SHARING AMERICA'S TECH NEWS FROM THE VALLEY TO THE ALLEY
by Michael Harper, courtesy redOrbit.com
Three Americans have won the 29th annual Kyoto Prize award for their individual work in biology, music and technology. Dr. Masatoshi Nei an evolutionary biologist and professor at Penn State, will receive the award for his work in the biological sciences. Cecil Taylor, a jazz pianist known for his percussive style, will be honored with the Arts and Philosophy Prize for his work with the musical arts. Finally, Dr. Robert Dennard, the IBM researcher who invented the first DRAM chip in the 1970s, will receive the Advanced Technology Prize for his work in the field of electronics.

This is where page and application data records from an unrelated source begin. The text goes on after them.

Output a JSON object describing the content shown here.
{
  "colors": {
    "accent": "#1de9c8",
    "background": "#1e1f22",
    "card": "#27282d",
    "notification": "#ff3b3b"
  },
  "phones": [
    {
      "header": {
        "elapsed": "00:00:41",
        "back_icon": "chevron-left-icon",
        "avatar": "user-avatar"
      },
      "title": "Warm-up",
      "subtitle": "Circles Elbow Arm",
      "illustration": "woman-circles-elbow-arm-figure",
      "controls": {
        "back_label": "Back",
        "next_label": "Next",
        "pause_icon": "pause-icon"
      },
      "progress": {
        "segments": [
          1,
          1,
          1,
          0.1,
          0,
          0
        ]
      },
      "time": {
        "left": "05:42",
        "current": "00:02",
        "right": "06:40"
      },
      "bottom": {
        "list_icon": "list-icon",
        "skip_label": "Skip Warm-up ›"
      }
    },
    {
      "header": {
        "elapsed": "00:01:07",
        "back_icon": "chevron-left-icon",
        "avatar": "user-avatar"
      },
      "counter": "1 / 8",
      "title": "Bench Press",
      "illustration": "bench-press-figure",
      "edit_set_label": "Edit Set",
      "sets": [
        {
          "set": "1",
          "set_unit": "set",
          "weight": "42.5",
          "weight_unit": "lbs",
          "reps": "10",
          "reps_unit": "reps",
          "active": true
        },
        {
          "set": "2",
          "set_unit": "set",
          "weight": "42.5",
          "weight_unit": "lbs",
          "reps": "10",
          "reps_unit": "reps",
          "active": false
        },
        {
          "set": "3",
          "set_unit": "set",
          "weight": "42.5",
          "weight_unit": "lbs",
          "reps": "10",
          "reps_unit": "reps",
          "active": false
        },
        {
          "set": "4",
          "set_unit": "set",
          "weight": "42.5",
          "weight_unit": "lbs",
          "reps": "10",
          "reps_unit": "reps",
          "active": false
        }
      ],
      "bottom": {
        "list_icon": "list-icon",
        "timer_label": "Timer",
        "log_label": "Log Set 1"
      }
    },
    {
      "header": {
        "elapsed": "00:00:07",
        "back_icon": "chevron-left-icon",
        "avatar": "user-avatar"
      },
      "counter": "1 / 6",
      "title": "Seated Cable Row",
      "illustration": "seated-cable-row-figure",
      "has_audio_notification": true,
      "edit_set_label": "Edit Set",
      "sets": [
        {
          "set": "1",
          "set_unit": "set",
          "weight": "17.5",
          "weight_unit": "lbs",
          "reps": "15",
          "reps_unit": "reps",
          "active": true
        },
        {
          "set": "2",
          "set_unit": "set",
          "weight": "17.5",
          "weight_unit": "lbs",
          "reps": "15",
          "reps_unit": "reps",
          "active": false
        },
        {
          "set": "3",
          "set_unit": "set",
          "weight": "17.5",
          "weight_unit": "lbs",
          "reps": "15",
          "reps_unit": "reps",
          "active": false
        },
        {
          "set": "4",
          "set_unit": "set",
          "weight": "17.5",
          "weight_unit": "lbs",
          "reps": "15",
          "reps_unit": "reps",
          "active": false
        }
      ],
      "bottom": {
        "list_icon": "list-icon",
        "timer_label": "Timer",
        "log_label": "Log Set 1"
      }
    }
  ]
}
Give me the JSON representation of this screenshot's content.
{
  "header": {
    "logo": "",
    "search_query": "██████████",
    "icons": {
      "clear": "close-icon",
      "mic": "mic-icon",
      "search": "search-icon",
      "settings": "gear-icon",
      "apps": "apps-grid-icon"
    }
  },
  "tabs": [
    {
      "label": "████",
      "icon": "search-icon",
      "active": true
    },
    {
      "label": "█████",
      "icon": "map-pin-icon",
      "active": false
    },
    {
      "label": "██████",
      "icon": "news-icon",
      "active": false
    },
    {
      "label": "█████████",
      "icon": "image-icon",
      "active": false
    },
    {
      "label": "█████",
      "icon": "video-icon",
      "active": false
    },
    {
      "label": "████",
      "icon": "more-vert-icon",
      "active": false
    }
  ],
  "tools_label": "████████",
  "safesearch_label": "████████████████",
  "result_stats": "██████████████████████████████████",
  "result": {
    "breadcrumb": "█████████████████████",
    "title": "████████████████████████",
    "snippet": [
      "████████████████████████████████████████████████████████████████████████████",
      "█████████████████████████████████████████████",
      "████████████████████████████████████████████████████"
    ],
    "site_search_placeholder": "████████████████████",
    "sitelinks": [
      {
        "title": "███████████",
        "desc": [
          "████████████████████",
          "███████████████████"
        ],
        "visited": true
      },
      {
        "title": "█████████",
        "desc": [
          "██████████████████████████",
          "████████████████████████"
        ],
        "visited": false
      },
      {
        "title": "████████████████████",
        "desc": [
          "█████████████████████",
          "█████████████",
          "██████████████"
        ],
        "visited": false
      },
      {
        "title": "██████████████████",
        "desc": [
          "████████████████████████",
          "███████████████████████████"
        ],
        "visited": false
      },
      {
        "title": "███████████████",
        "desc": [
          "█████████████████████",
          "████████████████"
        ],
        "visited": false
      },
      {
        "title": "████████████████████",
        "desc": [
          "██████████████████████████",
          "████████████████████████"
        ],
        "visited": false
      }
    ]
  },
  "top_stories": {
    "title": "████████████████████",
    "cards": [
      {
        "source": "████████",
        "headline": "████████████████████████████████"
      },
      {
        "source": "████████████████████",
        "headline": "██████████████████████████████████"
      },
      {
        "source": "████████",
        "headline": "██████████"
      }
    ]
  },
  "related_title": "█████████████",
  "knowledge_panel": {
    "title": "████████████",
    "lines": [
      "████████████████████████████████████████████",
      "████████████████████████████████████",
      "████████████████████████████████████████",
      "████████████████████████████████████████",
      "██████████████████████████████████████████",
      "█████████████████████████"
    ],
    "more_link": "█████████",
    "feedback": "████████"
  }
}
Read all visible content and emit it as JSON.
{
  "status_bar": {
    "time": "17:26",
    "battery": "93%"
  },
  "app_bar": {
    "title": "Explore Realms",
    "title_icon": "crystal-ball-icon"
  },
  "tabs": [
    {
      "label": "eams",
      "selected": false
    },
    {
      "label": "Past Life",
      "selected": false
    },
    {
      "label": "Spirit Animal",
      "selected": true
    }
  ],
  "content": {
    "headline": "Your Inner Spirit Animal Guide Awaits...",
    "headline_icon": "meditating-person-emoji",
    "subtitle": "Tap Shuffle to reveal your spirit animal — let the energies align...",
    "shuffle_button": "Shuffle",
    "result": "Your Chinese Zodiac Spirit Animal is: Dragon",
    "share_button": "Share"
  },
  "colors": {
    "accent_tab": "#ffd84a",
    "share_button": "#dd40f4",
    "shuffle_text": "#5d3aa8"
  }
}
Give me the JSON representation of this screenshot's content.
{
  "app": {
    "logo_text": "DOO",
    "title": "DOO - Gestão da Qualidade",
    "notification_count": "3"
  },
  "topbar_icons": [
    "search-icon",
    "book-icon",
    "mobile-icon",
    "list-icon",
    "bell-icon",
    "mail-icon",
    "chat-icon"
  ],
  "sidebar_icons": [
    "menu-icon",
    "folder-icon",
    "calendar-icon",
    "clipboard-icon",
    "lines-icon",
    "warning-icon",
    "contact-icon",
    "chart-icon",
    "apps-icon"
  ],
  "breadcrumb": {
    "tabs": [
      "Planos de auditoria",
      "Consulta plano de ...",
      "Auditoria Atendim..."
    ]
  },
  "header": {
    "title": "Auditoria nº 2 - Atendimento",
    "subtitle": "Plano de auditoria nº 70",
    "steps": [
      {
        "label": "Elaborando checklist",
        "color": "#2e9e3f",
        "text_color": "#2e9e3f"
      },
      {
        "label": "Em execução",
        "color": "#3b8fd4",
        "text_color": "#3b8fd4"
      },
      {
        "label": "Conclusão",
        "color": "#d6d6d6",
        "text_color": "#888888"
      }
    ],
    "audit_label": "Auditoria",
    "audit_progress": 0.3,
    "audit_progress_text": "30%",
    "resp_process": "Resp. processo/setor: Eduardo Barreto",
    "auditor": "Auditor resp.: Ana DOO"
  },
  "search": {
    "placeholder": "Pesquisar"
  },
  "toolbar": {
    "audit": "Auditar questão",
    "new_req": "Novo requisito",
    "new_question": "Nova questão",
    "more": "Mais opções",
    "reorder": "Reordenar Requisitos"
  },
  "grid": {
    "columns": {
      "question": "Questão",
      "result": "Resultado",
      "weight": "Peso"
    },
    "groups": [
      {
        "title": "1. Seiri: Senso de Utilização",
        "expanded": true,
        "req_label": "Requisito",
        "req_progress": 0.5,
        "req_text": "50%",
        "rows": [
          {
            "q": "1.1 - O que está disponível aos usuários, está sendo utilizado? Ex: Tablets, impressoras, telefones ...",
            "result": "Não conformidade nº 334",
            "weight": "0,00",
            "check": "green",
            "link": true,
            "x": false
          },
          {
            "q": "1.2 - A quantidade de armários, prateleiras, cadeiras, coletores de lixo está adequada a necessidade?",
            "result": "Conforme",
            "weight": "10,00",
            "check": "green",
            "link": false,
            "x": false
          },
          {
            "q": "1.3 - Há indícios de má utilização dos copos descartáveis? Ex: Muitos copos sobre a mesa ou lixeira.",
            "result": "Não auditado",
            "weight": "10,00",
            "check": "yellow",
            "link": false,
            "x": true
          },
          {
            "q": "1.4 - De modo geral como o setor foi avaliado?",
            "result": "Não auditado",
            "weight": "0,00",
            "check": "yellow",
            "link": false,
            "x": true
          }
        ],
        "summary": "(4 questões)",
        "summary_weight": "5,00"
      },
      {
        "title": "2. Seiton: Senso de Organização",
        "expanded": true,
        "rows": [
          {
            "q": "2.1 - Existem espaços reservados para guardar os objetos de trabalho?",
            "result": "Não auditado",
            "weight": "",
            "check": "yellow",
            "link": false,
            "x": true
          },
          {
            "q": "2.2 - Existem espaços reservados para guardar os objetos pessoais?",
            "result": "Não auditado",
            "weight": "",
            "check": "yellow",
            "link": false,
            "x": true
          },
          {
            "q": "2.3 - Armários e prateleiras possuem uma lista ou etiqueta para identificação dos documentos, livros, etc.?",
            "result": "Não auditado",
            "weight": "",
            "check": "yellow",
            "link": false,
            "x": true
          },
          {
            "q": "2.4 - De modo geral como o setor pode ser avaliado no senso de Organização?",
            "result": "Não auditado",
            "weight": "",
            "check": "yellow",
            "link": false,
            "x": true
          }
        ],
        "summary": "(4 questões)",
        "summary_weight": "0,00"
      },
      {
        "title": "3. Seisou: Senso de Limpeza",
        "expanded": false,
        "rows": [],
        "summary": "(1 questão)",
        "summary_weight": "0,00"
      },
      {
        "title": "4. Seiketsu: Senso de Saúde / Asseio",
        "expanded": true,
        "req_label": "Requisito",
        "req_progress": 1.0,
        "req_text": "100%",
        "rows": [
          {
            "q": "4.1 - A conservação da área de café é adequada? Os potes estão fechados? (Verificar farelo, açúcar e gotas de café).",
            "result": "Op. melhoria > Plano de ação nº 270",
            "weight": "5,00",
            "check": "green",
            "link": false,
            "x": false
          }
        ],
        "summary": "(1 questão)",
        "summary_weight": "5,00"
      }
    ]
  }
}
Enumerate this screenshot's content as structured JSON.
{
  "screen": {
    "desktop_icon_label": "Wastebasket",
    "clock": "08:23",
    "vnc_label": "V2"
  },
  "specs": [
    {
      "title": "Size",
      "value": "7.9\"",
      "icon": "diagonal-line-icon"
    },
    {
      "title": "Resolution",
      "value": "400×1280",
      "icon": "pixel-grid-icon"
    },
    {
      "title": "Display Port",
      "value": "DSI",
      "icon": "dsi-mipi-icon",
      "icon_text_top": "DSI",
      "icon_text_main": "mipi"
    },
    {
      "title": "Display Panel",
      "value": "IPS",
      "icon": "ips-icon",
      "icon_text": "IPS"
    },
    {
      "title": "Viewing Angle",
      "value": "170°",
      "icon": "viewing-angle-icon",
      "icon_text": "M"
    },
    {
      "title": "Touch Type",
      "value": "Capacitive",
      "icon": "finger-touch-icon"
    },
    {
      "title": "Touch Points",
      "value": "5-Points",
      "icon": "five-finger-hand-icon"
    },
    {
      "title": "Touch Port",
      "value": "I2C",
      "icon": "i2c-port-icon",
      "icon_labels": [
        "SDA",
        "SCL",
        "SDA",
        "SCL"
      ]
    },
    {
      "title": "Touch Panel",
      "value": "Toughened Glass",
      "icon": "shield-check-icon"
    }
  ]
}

The Kyoto prize has been handed out every year since 1985 by the Inamori foundation, a philanthropic venture started by the founder and chairman of the Kyocera Corporation and KDDI Corporation, Dr. Kazuo Inamori.
Dr. Masatoshi Nei, age 82, has made evolutionary divergence and genetic diversity his life’s work. In the 1970s Dr. Nei devised a measure of distance which could determine how closely related, evolutionarily speaking, different species were from one another. Using this measure –called Nei’s Distance – he showed that Africans, Asians and Europeans represent only about 11 percent of the genetic variation in the world. He also concluded that these three ethnicities split away from one another in Africa some 115,000 years ago, representing the first “out of Africa” theory of human origin.
Cecil Taylor, 84, has often been hailed as one of the most original jazz pianists of all time. His percussive style of free form jazz made him a standout improviser in the early 60s. Taylor’s style of playing is often compared to playing the piano as if it were a drum kit. His music is intently free form with plenty of atonal structures and little resolution. He began playing in the 1950s and continued all the way into the 2000s, often giving long, marathon-style performances.
Finally, US researcher Dr. Robert Dennard is credited with inventing the most essential building blocks of modern DRAM memory found in many computing devices today. He was awarded a patent for the technology in 1968 and the first DRAM chip went on sale five years later in 1973. At the time Dr. Dennard’s DRAM contained less memory than other chips on the market and sold on 1k to 4k varieties.
Dr. Dennard’s invention was so influential because it not only allowed for the random access of memory (RAM) rather than a sequential access of memory (like a tape), but it also read and wrote this memory down more quickly than previous chips.
As computing took off in the seventies and became the massive industry that it is today, Dr. Dennard’s work on the most essential parts of computing became even more influential and now largely considered responsible for the growth of this industry.
All three of these men, each in their 80s, will fly to Japan in November to receive their awards at a special ceremony in Kyoto. While there they’ll receive a 20-karat gold Kyoto Prize medal, a diploma announcing their honor, and a cash prize of 50 million yen, or about $500,000. The Kyoto Prize has been awarded to researchers, scientists, philosophers and artists from 15 nations. Though based in Japan, this internationally recognized award has been given to more Americans (39) than any other country. In fact, 2013 marks the second time the award has been given exclusively to Americans (the first time was in 1996) and the third time that all of the recipients were from North America.
Thank you, TiA